“I really owe him that he didn’t beat me even when I stood up to him,” Qaderi writes without sarcasm.

Through her eyes, the unbearable choice that led to her exile becomes understandable. It’s hard not to see Qaderi as a character in one of the fairy tales her grandmother tells her, or as one of the birds her mother created with needle and thread.

“She believed that one day, all those colorful birds would flap their wings and fly away, out of the stitches of the woven cloth into the clear blue sky.”

You've read  of  free articles. Subscribe to continue.

Dear Reader,

About a year ago, I happened upon this statement about the Monitor in the Harvard Business Review – under the charming heading of “do things that don’t interest you”:

“Many things that end up” being meaningful, writes social scientist Joseph Grenny, “have come from conference workshops, articles, or online videos that began as a chore and ended with an insight. My work in Kenya, for example, was heavily influenced by a Christian Science Monitor article I had forced myself to read 10 years earlier. Sometimes, we call things ‘boring’ simply because they lie outside the box we are currently in.”

If you were to come up with a punchline to a joke about the Monitor, that would probably be it. We’re seen as being global, fair, insightful, and perhaps a bit too earnest. We’re the bran muffin of journalism.

But you know what? We change lives. And I’m going to argue that we change lives precisely because we force open that too-small box that most human beings think they live in.

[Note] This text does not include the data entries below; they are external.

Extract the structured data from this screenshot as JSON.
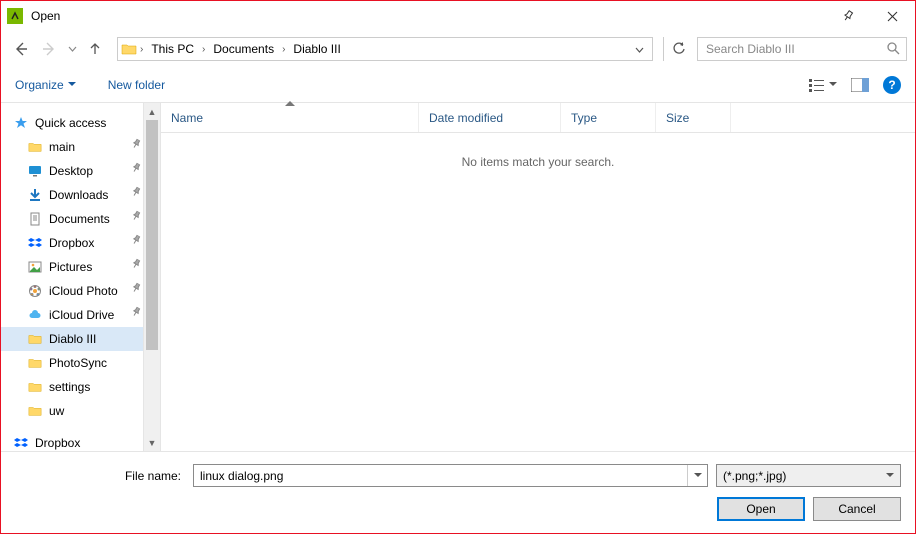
{
  "title": "Open",
  "breadcrumb": [
    "This PC",
    "Documents",
    "Diablo III"
  ],
  "search_placeholder": "Search Diablo III",
  "toolbar": {
    "organize": "Organize",
    "new_folder": "New folder"
  },
  "columns": {
    "name": "Name",
    "date": "Date modified",
    "type": "Type",
    "size": "Size"
  },
  "empty_message": "No items match your search.",
  "tree": {
    "quick_access": "Quick access",
    "items": [
      {
        "label": "main",
        "icon": "folder",
        "pinned": true
      },
      {
        "label": "Desktop",
        "icon": "desktop",
        "pinned": true
      },
      {
        "label": "Downloads",
        "icon": "downloads",
        "pinned": true
      },
      {
        "label": "Documents",
        "icon": "documents",
        "pinned": true
      },
      {
        "label": "Dropbox",
        "icon": "dropbox",
        "pinned": true
      },
      {
        "label": "Pictures",
        "icon": "pictures",
        "pinned": true
      },
      {
        "label": "iCloud Photo",
        "icon": "icloud-photo",
        "pinned": true
      },
      {
        "label": "iCloud Drive",
        "icon": "icloud",
        "pinned": true
      },
      {
        "label": "Diablo III",
        "icon": "folder",
        "pinned": false,
        "selected": true
      },
      {
        "label": "PhotoSync",
        "icon": "folder",
        "pinned": false
      },
      {
        "label": "settings",
        "icon": "folder",
        "pinned": false
      },
      {
        "label": "uw",
        "icon": "folder",
        "pinned": false
      }
    ],
    "dropbox": "Dropbox"
  },
  "file_name_label": "File name:",
  "file_name_value": "linux dialog.png",
  "filter": "(*.png;*.jpg)",
  "buttons": {
    "open": "Open",
    "cancel": "Cancel"
  }
}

The Monitor is a peculiar little publication that’s hard for the world to figure out. We’re run by a church, but we’re not only for church members and we’re not about converting people. We’re known as being fair even as the world becomes as polarized as at any time since the newspaper’s founding in 1908.

We have a mission beyond circulation, we want to bridge divides. We’re about kicking down the door of thought everywhere and saying, “You are bigger and more capable than you realize. And we can prove it.”

If you’re looking for bran muffin journalism, you can subscribe to the Monitor for $15. You’ll get the Monitor Weekly magazine, the Monitor Daily email, and unlimited access to CSMonitor.com.

QR Code to A life unconquered by Taliban rule in ‘Dancing in the Mosque’
Read this article in
https://www.csmonitor.com/Books/Book-Reviews/2020/1215/A-life-unconquered-by-Taliban-rule-in-Dancing-in-the-Mosque
QR Code to Subscription page
Start your subscription today
https://www.csmonitor.com/subscribe